Bedwetting in adults while dreaming is a major cause of concern to many people. Your sleep is divided into two broad categories: REM and Non-REM sleep phases. The Rapid Eye Movement (REM) phase of your sleep is characterized by the way you move your eyes rapidly and behave as if you are awake. However, when you are at this stage of your sleep, you are deep asleep, and your body cannot move. The following are some of the essential features of REM sleep.
- Atonia. This is a state in which the muscles of your body become flaccid or weak to prevent you from acting out your dreams.
- Most dreams occur during this phase of sleep. Lucid dreaming is also said to occur during this phase of sleep.
- Rapid eye movements. If you wake up a person who is in this state of sleep, you will realize that the eyes of the person appear glazed and asymmetrical.
Deep sleeping and Adult Enuresis
There is a link between deep sleep and adult bedwetting episodes.
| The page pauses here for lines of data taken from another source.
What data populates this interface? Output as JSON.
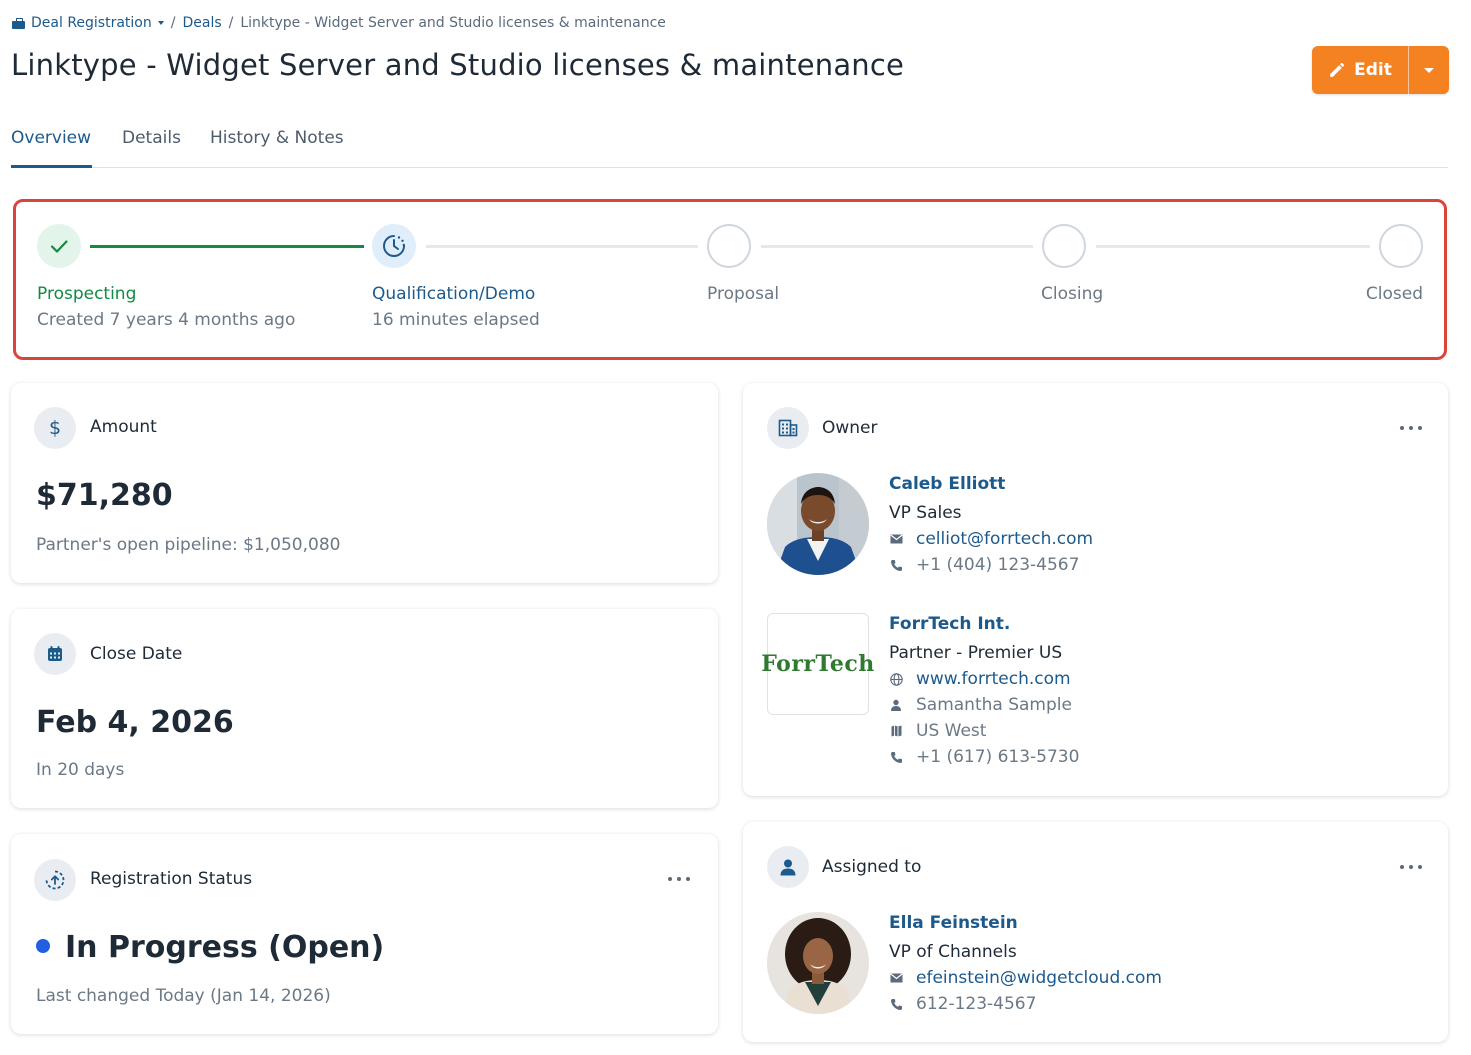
{
  "breadcrumb": {
    "root": "Deal Registration",
    "deals": "Deals",
    "current": "Linktype - Widget Server and Studio licenses & maintenance",
    "separator": "/"
  },
  "page_title": "Linktype - Widget Server and Studio licenses & maintenance",
  "edit_button": {
    "label": "Edit",
    "accent": "#f58220"
  },
  "tabs": [
    {
      "label": "Overview",
      "active": true
    },
    {
      "label": "Details",
      "active": false
    },
    {
      "label": "History & Notes",
      "active": false
    }
  ],
  "stages": [
    {
      "name": "Prospecting",
      "sub": "Created 7 years 4 months ago",
      "state": "complete",
      "icon": "check-icon"
    },
    {
      "name": "Qualification/Demo",
      "sub": "16 minutes elapsed",
      "state": "current",
      "icon": "clock-progress-icon"
    },
    {
      "name": "Proposal",
      "sub": "",
      "state": "pending"
    },
    {
      "name": "Closing",
      "sub": "",
      "state": "pending"
    },
    {
      "name": "Closed",
      "sub": "",
      "state": "pending"
    }
  ],
  "amount_card": {
    "label": "Amount",
    "value": "$71,280",
    "sub": "Partner's open pipeline: $1,050,080",
    "icon": "dollar-icon"
  },
  "close_date_card": {
    "label": "Close Date",
    "value": "Feb 4, 2026",
    "sub": "In 20 days",
    "icon": "calendar-icon"
  },
  "registration_card": {
    "label": "Registration Status",
    "value": "In Progress (Open)",
    "sub": "Last changed Today (Jan 14, 2026)",
    "status_color": "#1f5fe0",
    "icon": "registration-status-icon"
  },
  "owner_card": {
    "label": "Owner",
    "icon": "building-icon",
    "person": {
      "name": "Caleb Elliott",
      "title": "VP Sales",
      "email": "celliot@forrtech.com",
      "phone": "+1 (404) 123-4567"
    },
    "company": {
      "logo_text": "ForrTech",
      "name": "ForrTech Int.",
      "tier": "Partner - Premier US",
      "website": "www.forrtech.com",
      "contact": "Samantha Sample",
      "region": "US West",
      "phone": "+1 (617) 613-5730"
    }
  },
  "assigned_card": {
    "label": "Assigned to",
    "icon": "person-icon",
    "person": {
      "name": "Ella Feinstein",
      "title": "VP of Channels",
      "email": "efeinstein@widgetcloud.com",
      "phone": "612-123-4567"
    }
  },
  "colors": {
    "link": "#1d5a8c",
    "success": "#138a42",
    "highlight_border": "#d9453b"
  }
}
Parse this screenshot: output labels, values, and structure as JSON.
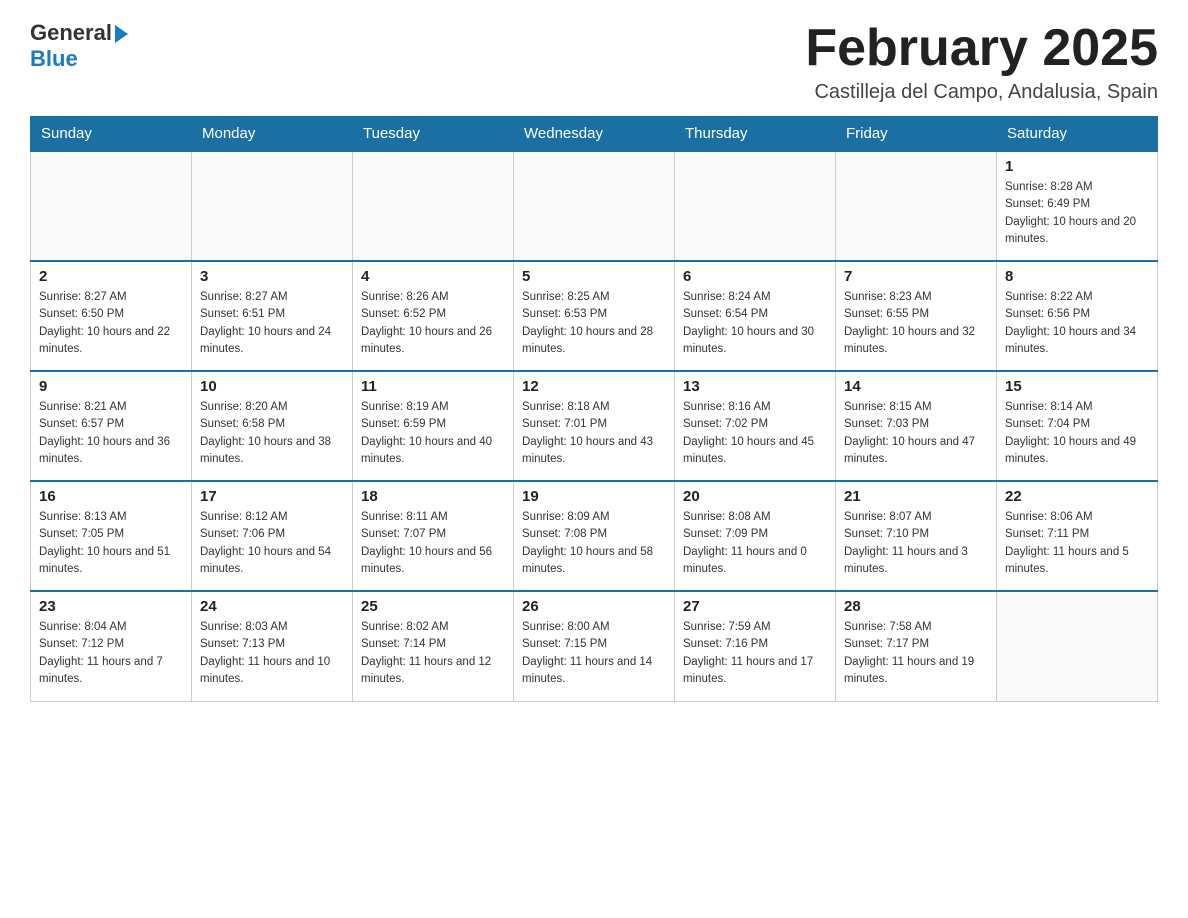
{
  "header": {
    "logo_general": "General",
    "logo_blue": "Blue",
    "month_title": "February 2025",
    "location": "Castilleja del Campo, Andalusia, Spain"
  },
  "days_of_week": [
    "Sunday",
    "Monday",
    "Tuesday",
    "Wednesday",
    "Thursday",
    "Friday",
    "Saturday"
  ],
  "weeks": [
    [
      {
        "day": "",
        "info": ""
      },
      {
        "day": "",
        "info": ""
      },
      {
        "day": "",
        "info": ""
      },
      {
        "day": "",
        "info": ""
      },
      {
        "day": "",
        "info": ""
      },
      {
        "day": "",
        "info": ""
      },
      {
        "day": "1",
        "info": "Sunrise: 8:28 AM\nSunset: 6:49 PM\nDaylight: 10 hours and 20 minutes."
      }
    ],
    [
      {
        "day": "2",
        "info": "Sunrise: 8:27 AM\nSunset: 6:50 PM\nDaylight: 10 hours and 22 minutes."
      },
      {
        "day": "3",
        "info": "Sunrise: 8:27 AM\nSunset: 6:51 PM\nDaylight: 10 hours and 24 minutes."
      },
      {
        "day": "4",
        "info": "Sunrise: 8:26 AM\nSunset: 6:52 PM\nDaylight: 10 hours and 26 minutes."
      },
      {
        "day": "5",
        "info": "Sunrise: 8:25 AM\nSunset: 6:53 PM\nDaylight: 10 hours and 28 minutes."
      },
      {
        "day": "6",
        "info": "Sunrise: 8:24 AM\nSunset: 6:54 PM\nDaylight: 10 hours and 30 minutes."
      },
      {
        "day": "7",
        "info": "Sunrise: 8:23 AM\nSunset: 6:55 PM\nDaylight: 10 hours and 32 minutes."
      },
      {
        "day": "8",
        "info": "Sunrise: 8:22 AM\nSunset: 6:56 PM\nDaylight: 10 hours and 34 minutes."
      }
    ],
    [
      {
        "day": "9",
        "info": "Sunrise: 8:21 AM\nSunset: 6:57 PM\nDaylight: 10 hours and 36 minutes."
      },
      {
        "day": "10",
        "info": "Sunrise: 8:20 AM\nSunset: 6:58 PM\nDaylight: 10 hours and 38 minutes."
      },
      {
        "day": "11",
        "info": "Sunrise: 8:19 AM\nSunset: 6:59 PM\nDaylight: 10 hours and 40 minutes."
      },
      {
        "day": "12",
        "info": "Sunrise: 8:18 AM\nSunset: 7:01 PM\nDaylight: 10 hours and 43 minutes."
      },
      {
        "day": "13",
        "info": "Sunrise: 8:16 AM\nSunset: 7:02 PM\nDaylight: 10 hours and 45 minutes."
      },
      {
        "day": "14",
        "info": "Sunrise: 8:15 AM\nSunset: 7:03 PM\nDaylight: 10 hours and 47 minutes."
      },
      {
        "day": "15",
        "info": "Sunrise: 8:14 AM\nSunset: 7:04 PM\nDaylight: 10 hours and 49 minutes."
      }
    ],
    [
      {
        "day": "16",
        "info": "Sunrise: 8:13 AM\nSunset: 7:05 PM\nDaylight: 10 hours and 51 minutes."
      },
      {
        "day": "17",
        "info": "Sunrise: 8:12 AM\nSunset: 7:06 PM\nDaylight: 10 hours and 54 minutes."
      },
      {
        "day": "18",
        "info": "Sunrise: 8:11 AM\nSunset: 7:07 PM\nDaylight: 10 hours and 56 minutes."
      },
      {
        "day": "19",
        "info": "Sunrise: 8:09 AM\nSunset: 7:08 PM\nDaylight: 10 hours and 58 minutes."
      },
      {
        "day": "20",
        "info": "Sunrise: 8:08 AM\nSunset: 7:09 PM\nDaylight: 11 hours and 0 minutes."
      },
      {
        "day": "21",
        "info": "Sunrise: 8:07 AM\nSunset: 7:10 PM\nDaylight: 11 hours and 3 minutes."
      },
      {
        "day": "22",
        "info": "Sunrise: 8:06 AM\nSunset: 7:11 PM\nDaylight: 11 hours and 5 minutes."
      }
    ],
    [
      {
        "day": "23",
        "info": "Sunrise: 8:04 AM\nSunset: 7:12 PM\nDaylight: 11 hours and 7 minutes."
      },
      {
        "day": "24",
        "info": "Sunrise: 8:03 AM\nSunset: 7:13 PM\nDaylight: 11 hours and 10 minutes."
      },
      {
        "day": "25",
        "info": "Sunrise: 8:02 AM\nSunset: 7:14 PM\nDaylight: 11 hours and 12 minutes."
      },
      {
        "day": "26",
        "info": "Sunrise: 8:00 AM\nSunset: 7:15 PM\nDaylight: 11 hours and 14 minutes."
      },
      {
        "day": "27",
        "info": "Sunrise: 7:59 AM\nSunset: 7:16 PM\nDaylight: 11 hours and 17 minutes."
      },
      {
        "day": "28",
        "info": "Sunrise: 7:58 AM\nSunset: 7:17 PM\nDaylight: 11 hours and 19 minutes."
      },
      {
        "day": "",
        "info": ""
      }
    ]
  ]
}
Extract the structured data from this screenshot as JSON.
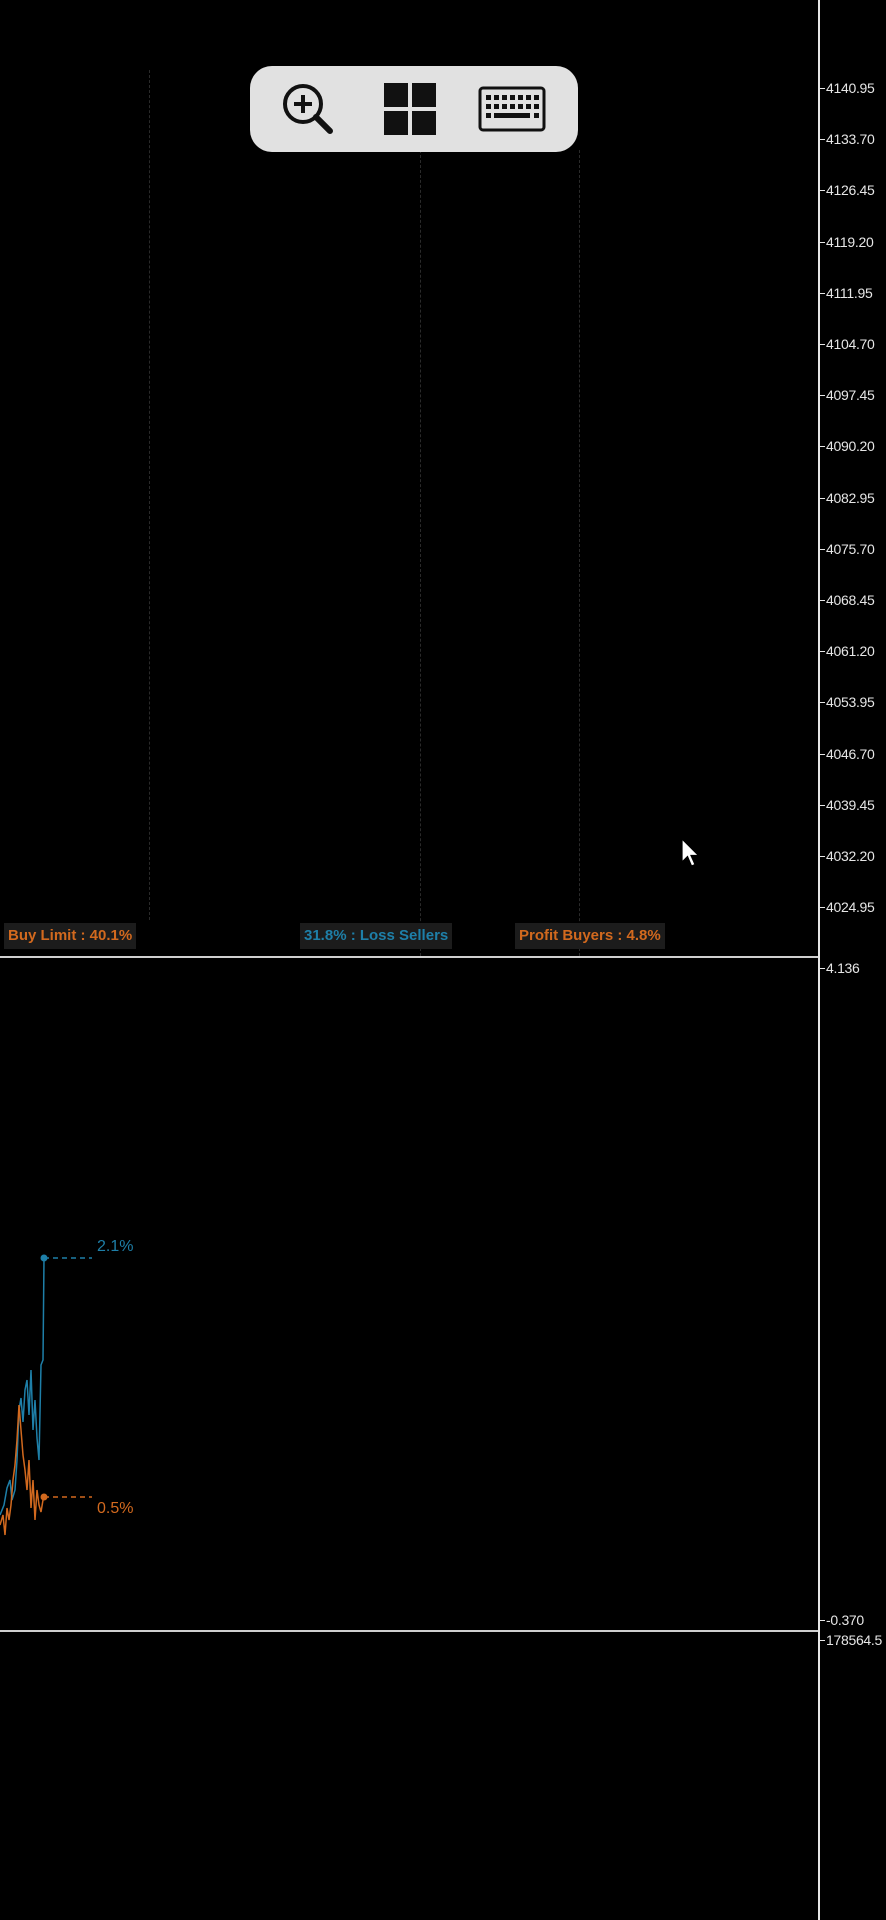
{
  "price_axis": {
    "main_ticks": [
      "4140.95",
      "4133.70",
      "4126.45",
      "4119.20",
      "4111.95",
      "4104.70",
      "4097.45",
      "4090.20",
      "4082.95",
      "4075.70",
      "4068.45",
      "4061.20",
      "4053.95",
      "4046.70",
      "4039.45",
      "4032.20",
      "4024.95"
    ],
    "indicator_max": "4.136",
    "indicator_min": "-0.370",
    "bottom_top": "178564.5"
  },
  "levels": {
    "buy_limit": "Buy Limit : 40.1%",
    "loss_sellers": "31.8% : Loss Sellers",
    "profit_buyers": "Profit Buyers : 4.8%"
  },
  "indicator": {
    "blue_value": "2.1%",
    "orange_value": "0.5%"
  },
  "toolbar": {
    "zoom": "zoom-in-icon",
    "layout": "grid-layout-icon",
    "keyboard": "keyboard-icon"
  },
  "colors": {
    "background": "#000000",
    "axis_text": "#e6e6e6",
    "orange": "#d2691e",
    "blue": "#1e7fa8",
    "label_bg": "#1c1c1c",
    "toolbar_bg": "#e1e1e1"
  }
}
Although there are many studies on the issue that have been conducted, one study that can help you understand this issue is that which was done by researchers from the International Enuresis Research Centre.
According to the study, there is compelling evidence to show that adult bedwetting occurs when individuals are in a deep sleep.
For many adults who wet the bed, the episode occurs at a time when they are deep asleep, and they cannot tell that the bladder is full. Interestingly, some adults experience dreams that they are peeing in the toilet when they are doing it while still in bed.
If this happens to you, you need to know that the problem is in the way your brain communicates with the other parts of your body when your bladder gets full.
Your brain is supposed to signal you to wake up at night the moment the bladder fills up. The bladder sends signals typically to the central nervous system to alert you of the need to empty it.
However, in some people, the mechanism fails to work when they are in the REM phase of sleep, and that is how they end up wetting the bed while dreaming that they are passing water at the right place.
Why do Adults Wet the Bed Sometimes?
Adult enuresis occurs in two types: Primary Nocturnal Enuresis and Secondary Nocturnal Enuresis. Primary Nocturnal Enuresis occurs in adults who never gain control over the bladder. Some people have a family history of wetting the bed.
For such individuals, they keep on wetting the bed occasionally even when they get to the age of seven. Have you ever seen an adult who is perfectly healthy but occasionally has those nocturnal accidents of wetting the bed? For such a person, the cause of the problem is usually hereditary.
For other adults who wet the bed, the problem occurs later in their adult lives. Many factors may lead to Secondary Nocturnal Enuresis. The following is summary of some of the most important causes that you should look out for.
- An irritated bladder. Some medications for health conditions may cause the walls of the bladder to be highly irritated. If this happens to you, you might lose full bladder control.
- Problems with ADH. ADH is a hormone that controls the way your kidneys function. If your body fails to produce enough ADH at night, you may develop a bedwetting problem.
- Urinary Tract Infections (UTIs). These bacterial infections may damage the bladder, thus causing involuntary passing of urine during the night in the affected individuals.
Bedwetting in Adults while dreaming: Treatments
If you find it difficult to control your urine when you are asleep, then you should see a doctor. Also, if your bedwetting occurs when you are deep asleep, and you usually dream that you are urinating, then you still must see a doctor.
Your doctor will focus on helping you overcome the bedwetting problem first. The doctor may then be interested in helping you overcome any psychological condition that may be interfering with your sleeping habits. Here is a summary of what you should expect when you visit your doctor.
- Your doctor will first carry out a thorough examination to determine the nature of your bedwetting problem. Doctors can make a diagnosis if they are convinced that you experience bedwetting regularly for some time.
- The doctor will then take you through some lab tests to rule out any other possible cause of bedwetting.
- Your doctor will take a detailed history of sleeping behavior and general mental health to assess the extent to which your psychological condition may be enhancing the situation.
- The specialist may then recommend that you use various behavioral therapies such as bladder training and taking less fluids at night to help address the problem.
- In some cases, your doctor may recommend that you take advanced therapies to resolve any mental condition that you may have which usually aggravates bedwetting in adults.
For more information on bedwetting, please read our previous comprehensive guide All About Bedwetting